1. T he method of protecting with a fibrous layer a zinc coated steel member which consists in moving said member at constant speed while rapidly heating said member to rernelt said zinc coating, and immediately bringing a fibrous layer into contact with said molten Zinc coating and pressing it firmly into engagement therewith, while permitting said zinc coating to resolidify, the heating rate being sufficiently rapid to permit application of the fibrous layer to the molten zinc coating before said zinc coating can become alloyed with the steel.

2. The method of protecting with a fibrous layer a zinc coated steel strip which consists in moving said strip at a constant speed while heating said strip to rernelt said Zinc coating, and immediately bringing a fibrous layer into contact with said molten zinc coating and pressing it firmly into engagement therewith, while permitting said zinc coating to resolidify, the heating rate being sulficient- 1y rapid to permit application of the fibrous layer to the molten zinc coating before said zinc coating can become alloyed with the steel.

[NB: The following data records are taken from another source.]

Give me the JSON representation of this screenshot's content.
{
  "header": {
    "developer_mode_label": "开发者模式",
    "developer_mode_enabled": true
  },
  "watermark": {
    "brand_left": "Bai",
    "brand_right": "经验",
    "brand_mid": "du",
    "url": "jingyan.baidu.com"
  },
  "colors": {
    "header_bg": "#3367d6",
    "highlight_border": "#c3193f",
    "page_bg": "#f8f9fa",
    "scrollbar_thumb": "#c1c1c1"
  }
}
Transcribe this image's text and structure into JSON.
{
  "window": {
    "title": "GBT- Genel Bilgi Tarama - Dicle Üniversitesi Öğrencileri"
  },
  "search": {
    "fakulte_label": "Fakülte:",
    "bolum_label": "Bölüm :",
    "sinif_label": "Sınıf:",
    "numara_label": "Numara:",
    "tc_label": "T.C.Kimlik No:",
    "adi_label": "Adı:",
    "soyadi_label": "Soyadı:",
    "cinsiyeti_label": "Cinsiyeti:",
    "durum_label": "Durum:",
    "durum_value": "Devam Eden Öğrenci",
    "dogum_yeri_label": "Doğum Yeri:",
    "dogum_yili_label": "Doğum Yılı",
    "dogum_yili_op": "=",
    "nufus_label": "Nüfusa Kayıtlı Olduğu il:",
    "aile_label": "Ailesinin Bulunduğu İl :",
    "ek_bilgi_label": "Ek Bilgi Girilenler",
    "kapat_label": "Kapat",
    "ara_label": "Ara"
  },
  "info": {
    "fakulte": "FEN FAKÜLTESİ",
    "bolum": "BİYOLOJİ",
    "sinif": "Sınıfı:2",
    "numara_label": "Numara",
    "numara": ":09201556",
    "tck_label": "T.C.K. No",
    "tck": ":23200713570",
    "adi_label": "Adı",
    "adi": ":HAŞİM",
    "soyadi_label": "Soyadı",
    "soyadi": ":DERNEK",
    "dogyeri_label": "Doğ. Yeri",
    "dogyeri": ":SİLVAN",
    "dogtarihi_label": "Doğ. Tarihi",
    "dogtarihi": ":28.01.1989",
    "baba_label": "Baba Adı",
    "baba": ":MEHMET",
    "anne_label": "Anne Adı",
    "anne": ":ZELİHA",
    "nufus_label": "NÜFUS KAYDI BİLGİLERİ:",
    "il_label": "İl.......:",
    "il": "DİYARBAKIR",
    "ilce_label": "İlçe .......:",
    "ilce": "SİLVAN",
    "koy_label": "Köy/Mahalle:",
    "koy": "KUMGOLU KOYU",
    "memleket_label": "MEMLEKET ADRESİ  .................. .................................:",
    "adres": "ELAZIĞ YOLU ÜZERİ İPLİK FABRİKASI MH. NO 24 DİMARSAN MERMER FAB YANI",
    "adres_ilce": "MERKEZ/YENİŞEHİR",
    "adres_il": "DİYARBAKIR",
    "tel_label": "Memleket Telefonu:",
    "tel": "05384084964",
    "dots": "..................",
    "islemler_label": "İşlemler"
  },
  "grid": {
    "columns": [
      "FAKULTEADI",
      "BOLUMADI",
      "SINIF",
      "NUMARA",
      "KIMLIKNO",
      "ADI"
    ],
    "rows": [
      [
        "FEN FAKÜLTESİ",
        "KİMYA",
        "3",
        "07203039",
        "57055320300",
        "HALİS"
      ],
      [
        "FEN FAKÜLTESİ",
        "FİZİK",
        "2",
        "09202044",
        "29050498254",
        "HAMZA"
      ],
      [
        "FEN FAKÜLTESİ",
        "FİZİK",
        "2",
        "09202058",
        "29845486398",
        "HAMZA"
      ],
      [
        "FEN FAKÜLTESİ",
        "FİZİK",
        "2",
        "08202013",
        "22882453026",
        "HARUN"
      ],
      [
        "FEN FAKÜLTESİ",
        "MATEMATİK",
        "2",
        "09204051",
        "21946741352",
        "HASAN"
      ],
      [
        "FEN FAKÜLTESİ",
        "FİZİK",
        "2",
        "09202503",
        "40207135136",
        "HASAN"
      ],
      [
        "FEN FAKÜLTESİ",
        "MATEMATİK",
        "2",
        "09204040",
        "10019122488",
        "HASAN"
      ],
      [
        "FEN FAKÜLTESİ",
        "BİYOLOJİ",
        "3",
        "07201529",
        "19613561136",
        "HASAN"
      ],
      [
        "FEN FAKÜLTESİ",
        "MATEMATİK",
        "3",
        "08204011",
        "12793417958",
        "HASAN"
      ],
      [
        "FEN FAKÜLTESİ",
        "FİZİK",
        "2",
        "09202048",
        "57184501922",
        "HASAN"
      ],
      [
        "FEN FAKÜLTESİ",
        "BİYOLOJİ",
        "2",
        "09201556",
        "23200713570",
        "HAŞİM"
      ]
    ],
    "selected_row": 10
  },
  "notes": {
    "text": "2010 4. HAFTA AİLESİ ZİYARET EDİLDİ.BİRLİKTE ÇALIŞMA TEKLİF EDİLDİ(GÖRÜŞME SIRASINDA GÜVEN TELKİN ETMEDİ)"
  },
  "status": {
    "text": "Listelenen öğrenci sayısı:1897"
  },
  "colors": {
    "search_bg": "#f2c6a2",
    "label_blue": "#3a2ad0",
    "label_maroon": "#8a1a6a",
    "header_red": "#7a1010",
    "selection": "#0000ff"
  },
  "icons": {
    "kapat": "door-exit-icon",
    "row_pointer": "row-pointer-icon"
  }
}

3. The method of producing a fibrous-layer protected zinc coated steel member, which consists of zinc coating said member on the constant tonnage principle wherein the speed of travel of the steel member changes as its gauge changes, permitting said zinc coating to solidify on said member, and thereafter moving said member at constant speed while rapidly heating said member to re melt said zinc coating and immediately bringing a fibrous layer into contact with the molten zinc coating and pressing it firmly into engagement therewith, while permitting said zinc coating to resolidify.

4. The method of producing a fibrous-layer-protected zinc coated steel strip, which consists in zinc coating said strip on the constant tonnage principle wherein the speed of travel of the strip changes as the gauge changes, permitting said zinc coating to solidify on said strip and thereafter moving said strip at constant speed while rapidly heating said strip to remelt said Zinc coating, and immediately bringing a fibrous layer into contact with said molten zinc coating and pressing it firmly into engagement therewith while permitting said zinc coating to resolidify.

5. The method of claim 3, wherein the heating of said member to rernelt said zinc coating and the bringing of the fibrous layer into contact with the molten zinc coating are accomplished in a matter of a few seconds.

6. The method according to claim vl, wherein the heating of said member to remelt said zinc coating and the bringing of the fibrous layer into contact with the molten zinc coating are accomplished in a matter of a few seconds.

References Cited in the file of this patent UNITED STATES PATENTS 1,862,332 Coifman June 7, 1932 2,073,334 Coffman Mar. 9, 1937 2,262,901 Murphy Nov. 18, 1941 2,724,177 Cofi'man et al. Nov. 22, 1955 2,764,808 Cofiman Oct. 2, 1956 2,937,436 Butler et a1. May 24, 1960

Patent Citations
Cited PatentFiling datePublication dateApplicantTitle
US1862332 *Mar 3, 1931Jun 7, 1932Robertson Co H HProtected metal article and method of making the same
US2073334 *Aug 7, 1936Mar 9, 1937Robertson Co H HProtected metal article and method of making the same
US2262901 *Jun 10, 1941Nov 18, 1941Jack SlavittMethod of connecting lead wires and terminals
US2724177 *Oct 9, 1951Nov 22, 1955Robertson Co H HMethod of making a protected metal article
US2764808 *Jan 22, 1952Oct 2, 1956Robertson Co H HMethod of producing a protected metal article
US2937436 *Nov 19, 1956May 24, 1960Owens Corning Fiberglass CorpMethod for forming glass reinforced metal tubing
Referenced by
Citing PatentFiling datePublication dateApplicantTitle
US3230343 *Jan 31, 1964Jan 18, 1966Kalman NagyPortable welding tip
US4716075 *Apr 10, 1986Dec 29, 1987Armco Inc.Protected metal article and method of making
Classifications
U.S. Classification228/122.1, 29/419.1
International ClassificationE04B1/64, C23C26/00
Cooperative ClassificationC23C26/00, E04B1/642
European ClassificationC23C26/00, E04B1/64C